As for Gollehon¹s guidance, playing craps is not a prerequisite to dispensing sound advice, nor is Gollehon¹s advice chasing the wrong rabbit. This column, as readers well know, has NOT slept through the topic of making Pass line and Come bets and taking odds. Why just last week … Also, neither Gollehon, Tony Curtis nor I represent the vanguard of faultless play on a crap game. A lot depends on the amount of K-Ching weighing down your pockets. Taking odds can be an expensive proposition, especially when dealing in multiples of 10X or even 100X odds, even though the house edge on the bet is a puny 0.09%. As minuscule as this sounds, Josh, you have to be capitalized to the hilt‹no, a bit beyond that‹to embrace this wager. A $5 pass line wager with 100X odds puts $505 of your hard-earned money in play. Add a Come bet with full odds, and after just one seven-out, line away call, you¹ll be begging for badly needed free drinks in the keno lounge. All the suggestions in your question are sound gambling strategies, Josh, and I especially like your pursuit of a $2 table. But let us all not forget one important thing: All craps bets come at a cost. Craps is a negative expectation game, meaning, that no matter how you bet, even a $2 wager with 100X odds, the house has an edge on your action. No nuts-and-bolts plan from the Providential (well, cut that to prudential) wisdom of Gollehon, Curtis or me can beat a negative expectation game. Here’s the bottom line, Josh. I recommend that all players treat craps like a bag of M&Ms. Eat (bet) only the colors (Pass line and Come bets with odds) you like, and can afford (a $6 place bet on the 6 and/or 8). Just make sure to keep your wagers under the 2% house advantage threshold.

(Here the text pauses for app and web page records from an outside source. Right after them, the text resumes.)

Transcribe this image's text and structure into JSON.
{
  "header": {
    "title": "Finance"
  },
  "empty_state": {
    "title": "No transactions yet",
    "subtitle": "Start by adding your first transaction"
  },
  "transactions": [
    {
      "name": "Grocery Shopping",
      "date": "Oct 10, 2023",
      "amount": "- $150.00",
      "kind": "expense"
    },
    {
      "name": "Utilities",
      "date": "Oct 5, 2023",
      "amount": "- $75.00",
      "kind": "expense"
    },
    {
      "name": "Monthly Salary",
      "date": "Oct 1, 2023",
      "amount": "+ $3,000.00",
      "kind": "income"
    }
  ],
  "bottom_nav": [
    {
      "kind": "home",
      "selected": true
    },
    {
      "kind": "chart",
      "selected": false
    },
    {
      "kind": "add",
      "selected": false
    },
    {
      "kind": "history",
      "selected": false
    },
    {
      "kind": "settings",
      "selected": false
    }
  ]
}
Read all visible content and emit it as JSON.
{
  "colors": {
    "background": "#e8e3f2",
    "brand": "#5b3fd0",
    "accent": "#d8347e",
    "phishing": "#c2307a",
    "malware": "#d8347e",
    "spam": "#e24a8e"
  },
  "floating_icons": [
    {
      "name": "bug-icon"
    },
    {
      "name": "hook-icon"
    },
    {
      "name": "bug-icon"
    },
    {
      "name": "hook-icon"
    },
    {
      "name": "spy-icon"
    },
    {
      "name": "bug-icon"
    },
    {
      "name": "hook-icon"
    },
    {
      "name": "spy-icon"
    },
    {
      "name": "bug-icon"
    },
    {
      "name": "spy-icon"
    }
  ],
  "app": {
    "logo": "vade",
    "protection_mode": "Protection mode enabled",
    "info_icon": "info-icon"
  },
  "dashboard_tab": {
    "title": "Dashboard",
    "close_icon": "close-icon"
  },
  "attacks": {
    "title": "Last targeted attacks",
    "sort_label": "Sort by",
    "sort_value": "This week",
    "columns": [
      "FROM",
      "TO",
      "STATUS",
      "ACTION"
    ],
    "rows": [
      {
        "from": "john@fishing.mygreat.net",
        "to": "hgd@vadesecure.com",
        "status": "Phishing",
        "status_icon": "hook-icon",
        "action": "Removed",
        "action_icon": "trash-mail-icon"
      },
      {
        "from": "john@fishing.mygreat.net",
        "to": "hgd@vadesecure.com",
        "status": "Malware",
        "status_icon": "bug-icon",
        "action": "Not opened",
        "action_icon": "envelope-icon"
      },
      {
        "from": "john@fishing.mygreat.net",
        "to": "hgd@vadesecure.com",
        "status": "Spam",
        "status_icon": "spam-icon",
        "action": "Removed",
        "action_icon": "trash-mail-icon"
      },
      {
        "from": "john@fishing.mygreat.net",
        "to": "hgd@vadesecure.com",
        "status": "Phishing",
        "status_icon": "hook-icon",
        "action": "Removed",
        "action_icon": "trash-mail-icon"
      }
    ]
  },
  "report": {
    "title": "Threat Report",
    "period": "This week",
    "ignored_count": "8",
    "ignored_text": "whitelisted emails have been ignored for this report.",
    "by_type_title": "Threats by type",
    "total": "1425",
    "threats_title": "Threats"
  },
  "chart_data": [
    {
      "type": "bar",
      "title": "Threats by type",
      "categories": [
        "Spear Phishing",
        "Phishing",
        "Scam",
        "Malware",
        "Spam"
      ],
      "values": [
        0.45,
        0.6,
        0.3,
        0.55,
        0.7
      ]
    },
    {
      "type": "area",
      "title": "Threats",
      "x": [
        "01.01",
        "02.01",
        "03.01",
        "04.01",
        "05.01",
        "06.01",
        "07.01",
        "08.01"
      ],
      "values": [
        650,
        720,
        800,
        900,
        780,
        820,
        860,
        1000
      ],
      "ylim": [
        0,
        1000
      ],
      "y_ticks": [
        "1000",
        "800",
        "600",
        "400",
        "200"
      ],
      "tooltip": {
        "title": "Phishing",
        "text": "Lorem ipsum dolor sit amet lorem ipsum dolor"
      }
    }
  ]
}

Gambling quote of the week: “Because I know I¹m the worst bettor on football, I always make my pick, and then bet against myself. -Mark Twain impressionist, McAvoy Layne